Task prompt: Look through the lines below for the word "title", and copy every line that has it.

+++ Material provided

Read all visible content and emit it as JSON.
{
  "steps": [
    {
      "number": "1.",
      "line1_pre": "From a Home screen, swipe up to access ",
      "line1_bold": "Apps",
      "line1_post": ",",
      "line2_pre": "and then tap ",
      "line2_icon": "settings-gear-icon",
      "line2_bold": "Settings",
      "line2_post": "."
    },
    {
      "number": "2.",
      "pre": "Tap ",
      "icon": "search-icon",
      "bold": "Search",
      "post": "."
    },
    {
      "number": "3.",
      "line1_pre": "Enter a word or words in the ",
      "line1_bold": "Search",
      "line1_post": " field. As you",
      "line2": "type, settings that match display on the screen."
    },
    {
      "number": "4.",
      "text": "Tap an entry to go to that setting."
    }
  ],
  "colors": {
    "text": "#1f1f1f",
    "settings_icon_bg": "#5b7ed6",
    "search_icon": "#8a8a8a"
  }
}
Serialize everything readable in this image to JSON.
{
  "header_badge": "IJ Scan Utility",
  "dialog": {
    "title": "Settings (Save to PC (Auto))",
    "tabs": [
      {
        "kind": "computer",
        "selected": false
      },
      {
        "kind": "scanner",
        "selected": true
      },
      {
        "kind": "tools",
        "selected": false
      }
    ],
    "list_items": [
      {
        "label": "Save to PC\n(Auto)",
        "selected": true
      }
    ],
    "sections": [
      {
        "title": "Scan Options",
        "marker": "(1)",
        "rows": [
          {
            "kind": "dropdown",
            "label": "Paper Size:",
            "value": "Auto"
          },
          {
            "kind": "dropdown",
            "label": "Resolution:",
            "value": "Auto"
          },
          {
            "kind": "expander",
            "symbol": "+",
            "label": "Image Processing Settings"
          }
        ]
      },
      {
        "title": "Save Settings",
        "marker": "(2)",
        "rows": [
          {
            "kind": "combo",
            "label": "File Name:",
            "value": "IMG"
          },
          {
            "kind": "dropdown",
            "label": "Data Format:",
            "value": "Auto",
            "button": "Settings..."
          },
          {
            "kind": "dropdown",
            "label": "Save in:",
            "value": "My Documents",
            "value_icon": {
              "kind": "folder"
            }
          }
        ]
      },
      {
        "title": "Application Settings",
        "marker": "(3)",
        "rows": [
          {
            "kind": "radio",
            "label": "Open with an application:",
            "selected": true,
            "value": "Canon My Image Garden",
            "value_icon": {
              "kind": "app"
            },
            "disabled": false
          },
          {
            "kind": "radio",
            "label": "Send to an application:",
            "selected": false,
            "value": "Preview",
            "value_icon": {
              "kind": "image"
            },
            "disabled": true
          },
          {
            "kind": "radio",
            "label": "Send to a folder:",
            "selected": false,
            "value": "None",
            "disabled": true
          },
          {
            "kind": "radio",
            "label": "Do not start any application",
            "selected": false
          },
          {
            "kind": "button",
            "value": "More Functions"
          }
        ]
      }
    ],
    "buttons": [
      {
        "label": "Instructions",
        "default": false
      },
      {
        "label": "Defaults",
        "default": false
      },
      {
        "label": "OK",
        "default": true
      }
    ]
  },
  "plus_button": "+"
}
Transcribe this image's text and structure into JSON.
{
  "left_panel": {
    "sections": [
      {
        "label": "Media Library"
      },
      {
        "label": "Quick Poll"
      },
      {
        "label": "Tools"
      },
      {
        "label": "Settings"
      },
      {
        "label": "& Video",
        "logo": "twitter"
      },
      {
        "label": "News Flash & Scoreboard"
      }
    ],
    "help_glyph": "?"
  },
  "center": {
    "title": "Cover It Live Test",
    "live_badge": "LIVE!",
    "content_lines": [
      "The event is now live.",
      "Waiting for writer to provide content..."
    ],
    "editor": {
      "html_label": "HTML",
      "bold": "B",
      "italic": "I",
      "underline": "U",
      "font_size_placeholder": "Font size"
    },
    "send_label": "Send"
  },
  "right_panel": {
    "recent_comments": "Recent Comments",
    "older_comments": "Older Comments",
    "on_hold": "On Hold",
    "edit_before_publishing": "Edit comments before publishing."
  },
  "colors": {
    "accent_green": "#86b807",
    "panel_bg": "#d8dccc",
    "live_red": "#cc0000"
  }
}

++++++
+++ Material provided

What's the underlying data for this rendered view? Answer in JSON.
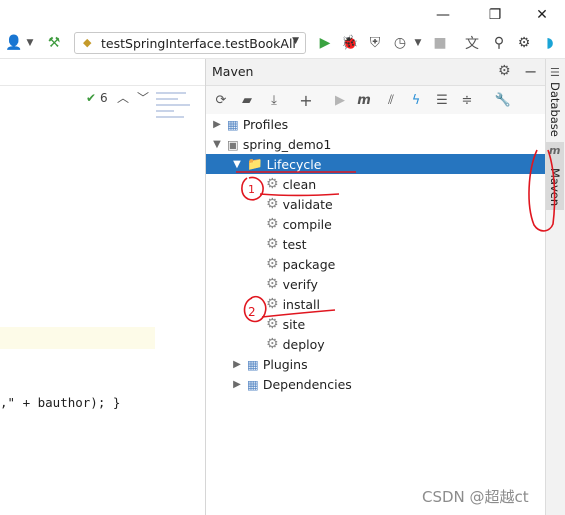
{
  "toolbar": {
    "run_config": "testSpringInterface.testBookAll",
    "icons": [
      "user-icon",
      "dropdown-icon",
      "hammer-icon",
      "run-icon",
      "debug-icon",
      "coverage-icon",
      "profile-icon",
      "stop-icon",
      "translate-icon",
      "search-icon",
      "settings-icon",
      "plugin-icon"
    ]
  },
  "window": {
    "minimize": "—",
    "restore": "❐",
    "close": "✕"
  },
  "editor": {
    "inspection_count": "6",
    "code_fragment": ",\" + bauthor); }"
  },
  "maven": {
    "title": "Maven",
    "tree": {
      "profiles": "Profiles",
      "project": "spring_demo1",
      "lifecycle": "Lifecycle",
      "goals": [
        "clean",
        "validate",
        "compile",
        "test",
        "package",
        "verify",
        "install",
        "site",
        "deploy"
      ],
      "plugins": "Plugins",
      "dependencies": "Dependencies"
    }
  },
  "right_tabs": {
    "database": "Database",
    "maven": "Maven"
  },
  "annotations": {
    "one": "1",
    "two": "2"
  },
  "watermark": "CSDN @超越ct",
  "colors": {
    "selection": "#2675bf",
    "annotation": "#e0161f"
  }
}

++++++

Written solution:
    "title": "Settings (Save to PC (Auto))",
        "title": "Scan Options",
        "title": "Save Settings",
        "title": "Application Settings",
    "title": "Cover It Live Test",
    "title": "Maven",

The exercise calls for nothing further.